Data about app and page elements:
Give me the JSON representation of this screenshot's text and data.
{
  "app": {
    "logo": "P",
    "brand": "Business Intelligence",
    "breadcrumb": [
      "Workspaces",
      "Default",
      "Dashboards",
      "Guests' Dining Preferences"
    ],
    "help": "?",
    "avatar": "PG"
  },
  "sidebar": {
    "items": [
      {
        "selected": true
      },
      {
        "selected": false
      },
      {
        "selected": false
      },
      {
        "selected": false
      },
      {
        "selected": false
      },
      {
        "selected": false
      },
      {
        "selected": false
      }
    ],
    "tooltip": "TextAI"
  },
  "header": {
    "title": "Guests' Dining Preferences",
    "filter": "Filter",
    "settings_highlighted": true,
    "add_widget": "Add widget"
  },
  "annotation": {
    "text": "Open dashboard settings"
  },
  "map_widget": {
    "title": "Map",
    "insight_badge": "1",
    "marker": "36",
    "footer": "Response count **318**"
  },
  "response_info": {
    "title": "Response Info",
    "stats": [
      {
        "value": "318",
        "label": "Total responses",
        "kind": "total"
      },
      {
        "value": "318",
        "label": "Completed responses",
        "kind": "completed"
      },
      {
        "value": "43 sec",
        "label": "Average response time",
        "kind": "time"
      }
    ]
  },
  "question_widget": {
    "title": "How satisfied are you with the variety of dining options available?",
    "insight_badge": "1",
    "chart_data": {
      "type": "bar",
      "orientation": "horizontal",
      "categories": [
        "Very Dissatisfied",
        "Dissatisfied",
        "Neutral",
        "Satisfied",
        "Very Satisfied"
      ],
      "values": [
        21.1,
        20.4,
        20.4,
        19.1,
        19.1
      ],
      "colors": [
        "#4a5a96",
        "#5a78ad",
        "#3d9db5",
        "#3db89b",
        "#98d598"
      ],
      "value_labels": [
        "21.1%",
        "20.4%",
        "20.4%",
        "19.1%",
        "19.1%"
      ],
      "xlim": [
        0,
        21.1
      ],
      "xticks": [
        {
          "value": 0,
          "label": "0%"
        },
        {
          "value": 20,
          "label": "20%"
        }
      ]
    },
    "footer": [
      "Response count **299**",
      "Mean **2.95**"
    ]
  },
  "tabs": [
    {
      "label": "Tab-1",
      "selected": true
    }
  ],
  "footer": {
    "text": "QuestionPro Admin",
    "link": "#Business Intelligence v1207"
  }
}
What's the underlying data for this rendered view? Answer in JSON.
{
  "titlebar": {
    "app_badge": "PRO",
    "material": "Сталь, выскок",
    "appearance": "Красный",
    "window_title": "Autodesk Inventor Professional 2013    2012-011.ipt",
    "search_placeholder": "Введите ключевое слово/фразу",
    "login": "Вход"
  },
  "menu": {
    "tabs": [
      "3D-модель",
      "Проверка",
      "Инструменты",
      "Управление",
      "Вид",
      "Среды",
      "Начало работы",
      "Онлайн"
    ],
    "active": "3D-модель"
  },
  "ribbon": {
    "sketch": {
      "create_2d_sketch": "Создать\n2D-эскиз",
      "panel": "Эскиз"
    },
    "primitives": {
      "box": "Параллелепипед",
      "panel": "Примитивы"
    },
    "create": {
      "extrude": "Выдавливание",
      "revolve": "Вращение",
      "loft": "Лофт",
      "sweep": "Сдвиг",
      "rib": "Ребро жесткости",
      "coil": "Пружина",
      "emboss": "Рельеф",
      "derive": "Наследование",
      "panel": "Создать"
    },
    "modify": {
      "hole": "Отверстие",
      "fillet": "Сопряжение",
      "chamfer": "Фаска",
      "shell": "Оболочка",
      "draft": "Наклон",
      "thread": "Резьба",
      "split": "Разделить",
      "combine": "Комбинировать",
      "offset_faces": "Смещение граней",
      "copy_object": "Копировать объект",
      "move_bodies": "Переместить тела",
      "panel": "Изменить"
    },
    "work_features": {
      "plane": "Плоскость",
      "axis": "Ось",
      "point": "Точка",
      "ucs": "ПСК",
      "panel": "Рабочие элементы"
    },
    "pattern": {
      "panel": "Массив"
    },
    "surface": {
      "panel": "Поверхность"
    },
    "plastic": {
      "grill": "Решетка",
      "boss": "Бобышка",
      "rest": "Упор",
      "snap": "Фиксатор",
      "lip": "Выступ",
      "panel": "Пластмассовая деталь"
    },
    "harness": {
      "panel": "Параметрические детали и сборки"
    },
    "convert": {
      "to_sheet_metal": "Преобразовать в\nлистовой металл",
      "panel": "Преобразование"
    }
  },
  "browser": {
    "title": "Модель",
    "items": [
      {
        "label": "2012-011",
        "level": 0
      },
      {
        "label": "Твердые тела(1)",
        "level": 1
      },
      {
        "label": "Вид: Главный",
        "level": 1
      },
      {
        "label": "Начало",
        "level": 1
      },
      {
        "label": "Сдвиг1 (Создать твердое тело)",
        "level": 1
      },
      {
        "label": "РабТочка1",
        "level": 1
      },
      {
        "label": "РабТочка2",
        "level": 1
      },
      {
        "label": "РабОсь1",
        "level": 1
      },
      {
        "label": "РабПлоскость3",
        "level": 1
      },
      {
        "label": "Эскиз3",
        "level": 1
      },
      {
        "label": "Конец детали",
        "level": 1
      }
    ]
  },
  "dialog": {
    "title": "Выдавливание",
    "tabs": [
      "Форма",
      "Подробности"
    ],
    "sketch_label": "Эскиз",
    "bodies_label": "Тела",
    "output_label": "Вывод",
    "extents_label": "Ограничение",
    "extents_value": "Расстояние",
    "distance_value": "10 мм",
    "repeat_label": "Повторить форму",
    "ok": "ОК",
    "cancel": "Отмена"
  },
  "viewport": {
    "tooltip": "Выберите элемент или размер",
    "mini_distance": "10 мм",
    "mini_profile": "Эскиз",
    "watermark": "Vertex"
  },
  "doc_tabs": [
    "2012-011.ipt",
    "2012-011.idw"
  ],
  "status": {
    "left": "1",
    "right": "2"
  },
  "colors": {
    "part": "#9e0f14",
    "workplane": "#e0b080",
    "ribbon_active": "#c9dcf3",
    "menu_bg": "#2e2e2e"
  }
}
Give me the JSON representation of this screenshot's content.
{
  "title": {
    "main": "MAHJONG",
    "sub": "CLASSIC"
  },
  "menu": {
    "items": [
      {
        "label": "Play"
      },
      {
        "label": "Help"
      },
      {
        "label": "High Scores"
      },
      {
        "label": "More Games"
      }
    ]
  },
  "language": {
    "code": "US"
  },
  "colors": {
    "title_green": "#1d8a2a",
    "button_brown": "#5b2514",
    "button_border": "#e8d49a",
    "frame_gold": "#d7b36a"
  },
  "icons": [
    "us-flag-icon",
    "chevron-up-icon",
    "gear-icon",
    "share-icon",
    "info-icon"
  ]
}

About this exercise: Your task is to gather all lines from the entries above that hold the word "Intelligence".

Answer to the problem:
    "brand": "Business Intelligence",
    "link": "#Business Intelligence v1207"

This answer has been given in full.